The freedom to live where you want is the largest benefit. I always tried to live next to my office to reduce commute but now I actually live in the same building as my office. And that can be in the country if I decide. So far I can live in my home town working for one of the best companies in the world. When I travel in my camper van, I can still work.
You can pick remote company that aligns the best with your values, skill set and ambitions.
Depending on when you live right now you might save a significant portion of your day on commuting.
From the employer perspective
- savings for office space can be invested in sponsoring your employee’s home office
- you can find talent everywhere and cheaper because your employees don’t have to pay rent for living in the centre of a larger city
- your employees are going to be more efficient when they can work on their own terms
- thanks to more extensive documentation there is not that much know-how leaving the company with an employee
So after reading the previous sections you are thinking: That sounds great. And it’s not like I have any other option anyway.
Document your work
The most important thing is documentation. You work on an issue? Document what you are planning to do, ask for comments and then document what you are doing. That way you don’t have to give in person/video updates, everyone can read in their own time what’s happening. We use GitLab issues for that, but any other issue tracker like Trello, Jira or GitHub should be fine. GitLab issues is great for software companies because it’s so close to the source code.
Document your processes
Documenting processes showed to be one of the most valuable thing for GitLab as it scaled from a dozen or so employees to twelve hundred.
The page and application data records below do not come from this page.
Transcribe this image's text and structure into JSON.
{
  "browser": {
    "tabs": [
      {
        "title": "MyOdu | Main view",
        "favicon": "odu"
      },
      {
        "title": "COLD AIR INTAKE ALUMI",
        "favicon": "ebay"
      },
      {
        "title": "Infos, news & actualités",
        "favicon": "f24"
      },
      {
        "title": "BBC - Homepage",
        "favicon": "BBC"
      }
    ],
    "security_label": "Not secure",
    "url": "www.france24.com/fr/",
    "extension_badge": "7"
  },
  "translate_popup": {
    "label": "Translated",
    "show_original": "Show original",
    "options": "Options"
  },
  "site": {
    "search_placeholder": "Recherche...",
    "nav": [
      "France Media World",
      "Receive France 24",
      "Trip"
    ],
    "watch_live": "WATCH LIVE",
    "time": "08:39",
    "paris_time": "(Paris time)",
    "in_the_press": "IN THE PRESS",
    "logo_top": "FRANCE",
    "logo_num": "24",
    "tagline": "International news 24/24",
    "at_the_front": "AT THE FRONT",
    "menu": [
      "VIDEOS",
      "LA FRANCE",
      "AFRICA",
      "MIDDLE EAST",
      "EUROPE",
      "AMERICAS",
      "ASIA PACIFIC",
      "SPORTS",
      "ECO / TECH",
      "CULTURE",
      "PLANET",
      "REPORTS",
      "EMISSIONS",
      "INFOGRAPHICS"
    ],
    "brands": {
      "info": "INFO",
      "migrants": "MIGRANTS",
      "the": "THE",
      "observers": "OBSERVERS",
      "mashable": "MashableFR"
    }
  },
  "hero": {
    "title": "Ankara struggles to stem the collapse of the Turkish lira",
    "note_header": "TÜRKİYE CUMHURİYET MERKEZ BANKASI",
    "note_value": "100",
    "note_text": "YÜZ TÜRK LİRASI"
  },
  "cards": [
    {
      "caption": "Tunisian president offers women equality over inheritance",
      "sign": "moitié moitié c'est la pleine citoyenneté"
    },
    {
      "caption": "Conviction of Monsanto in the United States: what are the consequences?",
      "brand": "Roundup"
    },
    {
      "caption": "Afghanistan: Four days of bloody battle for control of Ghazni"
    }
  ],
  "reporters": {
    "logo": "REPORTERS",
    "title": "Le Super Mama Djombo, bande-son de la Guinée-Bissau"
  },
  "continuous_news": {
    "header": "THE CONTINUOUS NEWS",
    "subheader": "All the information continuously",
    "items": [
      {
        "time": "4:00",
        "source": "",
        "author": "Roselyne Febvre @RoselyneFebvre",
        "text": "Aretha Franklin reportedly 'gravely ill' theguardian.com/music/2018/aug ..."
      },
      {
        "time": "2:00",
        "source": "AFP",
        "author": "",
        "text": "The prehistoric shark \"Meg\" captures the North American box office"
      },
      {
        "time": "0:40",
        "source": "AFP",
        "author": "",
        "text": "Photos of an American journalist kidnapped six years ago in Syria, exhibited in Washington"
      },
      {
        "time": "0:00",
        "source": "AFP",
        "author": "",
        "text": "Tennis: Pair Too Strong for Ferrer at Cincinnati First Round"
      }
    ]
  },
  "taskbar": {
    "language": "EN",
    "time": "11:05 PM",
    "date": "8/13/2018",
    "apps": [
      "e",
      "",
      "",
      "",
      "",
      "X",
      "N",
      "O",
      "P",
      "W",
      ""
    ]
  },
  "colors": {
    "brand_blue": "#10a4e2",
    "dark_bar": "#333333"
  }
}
We use GitLab Pages f. It’s got seamless integration with the git repository where our whole handbook is stored:
- handbook - https://about.gitlab.com/handbook/
- the git repo - https://gitlab.com/gitlab-com/www-gitlab-com/-/tree/master
Meeting as a last resort
Surprising amount of discussion and decisions can be done asynchronously through discussion on issues. When you do have to organize a meeting. Have a clear agenda before. At GitLab we use Google Docs because it’s so easy to cooperate on them real-time during the meeting.
For video conferencing we use Zoom.us.
Procrastination is a much larger issue when you don’t have people around. It would feel weird to open YouTube at work, but at home it can’t hurt to watch that new video can it?
I strongly recommend using something like a Pomodoro timer. I’m dividing my day into twenty-five minute units and if I feel that I need to do something other than work (watch a video, read news, make a coffee) I do it outside of these blocks. Example. I read through my emails the first 25 minute block, then I make myself a coffee and read a bit of news, then I work 3 blocks in a row before taking another break. I do 10 - 14 of these blocks a day depending on meetings (which I don’t count as units), how much fun the task is and how urgent it is.
Organize your own space
If possible you should make sure that you’ve got your own room when no one else will interrupt or distract you from work.
If that is not possible, you have to at least take some quite corner in your flat and put on headphones.
Either way you should set boundaries with the other members of your household to make sure you they know not to interrupt you when you’re working. Otherwise your productivity flies out of the window.
This was my introduction. Another great resources are: